Cho, who was admitted to the
Cho said Chinese authorities are holding hundreds of North Korean defectors at a detention center in Domun, a city along the border with
Friday, August 08, 2008
"We firmly oppose any statements or deeds which use human rights, religion and other issues to interfere with the internal affairs of other countries," said Foreign Ministry spokesman Qin Gang, responding to Bush, who cited "deep concerns" with China's record on human rights.
Qin Gang said
"Chinese citizens enjoy freedom of religion in accordance with the law. These facts are well known. Regarding the Sino-U.S. differences on issues including human rights and religion, we have always insisted on dialogue and communication based on mutual equality and mutual respect, in order to enhance understanding, reduce differences and to expand consensus," he said.
Thursday, August 07, 2008
"We speak out for a free press, freedom of assembly, and labor rights, not to antagonize
"I have spoken clearly, candidly and consistently with
The remarks were delivered in the Thai capital,
Wednesday, August 06, 2008
The National Human Rights Commission has advised the South Korean government to make greater diplomatic efforts to protect the human rights of North Korean refugees in

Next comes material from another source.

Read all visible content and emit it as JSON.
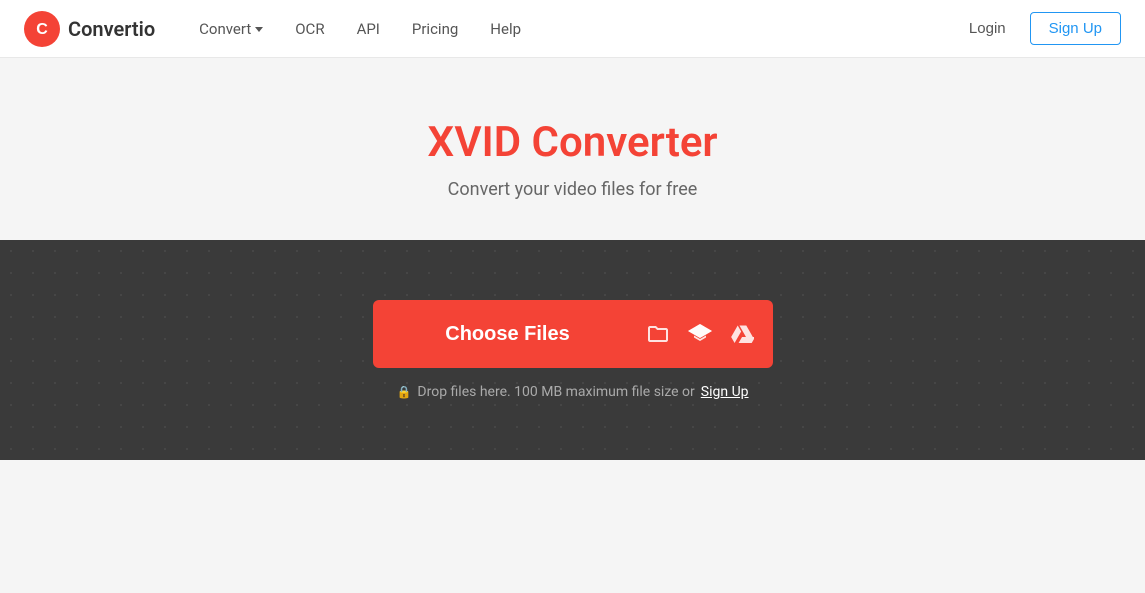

It was the first time the commission has given advice to a specific government agency to improve North Korean refugees' human rights conditions.
"Many agencies at home and abroad, including the UN special rapporteur on human rights in
Monday, August 04, 2008
"Millions of vulnerable North Koreans are at risk of slipping towards precarious hunger levels," said Jean-Pierre de Margerie, United Nations World Food Programme Country Director for DPRK.
Experts visited hundreds of households, child institutions and hospitals across the country and key findings indicate:
-- Food availability, accessibility and utilization have deteriorated sharply since 2007.
-- Close to three quarters of the households have reduced their food intake.
-- More malnourished and ill children are being admitted to hospitals and institutions.
-- Diarrhea caused by increased consumption of wild foods was one of the leading causes of malnutrition amongst children under five.
Sunday, August 03, 2008
Radio Free Asia reported that five North Korean refugees who came to the
They had been under protection of the UN High Commissioner for Refugees in
RFA said that it was the first time for the Czech government to grant North Korean refugees in China temporary stay before they seek asylum in a third country. The station predicted that more North Korean refugees will likely seek asylum in the
On July 22, the
[The Chosun Ilbo]
Saturday, August 02, 2008
North Korea is heading towards its worst food crisis since the 1990s because of flooding, successive crop failures and worldwide inflation for staples such as rice and corn, the UN World Food Program warns.
The agency shied away from predicting another famine like the one that killed up to 2 million people in the 1990s, but said its field staff were observing some of the same warning signs.
People are again foraging for wild plants, grass and seaweed to supplement meagre diets. Hospitals are reporting an increase in chronic diarrhoea and illness often linked to malnutrition.
"We did go into the kitchens of some of these families and believe, me, there was nothing," said Jean-Pierre de Margerie, the World Food Program's director for North Korea, who supervised a study of 250 households.
Under North Korea's communist system, people in the cities rely on a public distribution system for their staples, but rations have been cut to one-third of their original levels. At the same time, their purchasing power has been eroded by inflation.
"We've noticed that market prices for staple foods in Pyongyang — rice, maize, potatoes, eggs — were all going through the roof, sometimes quadrupling what they were before," said Mr de Margerie.The agency is now bringing food in for an estimated 1.2 million North Koreans and hopes to reach up to 6 million, roughly a quarter of the estimated population.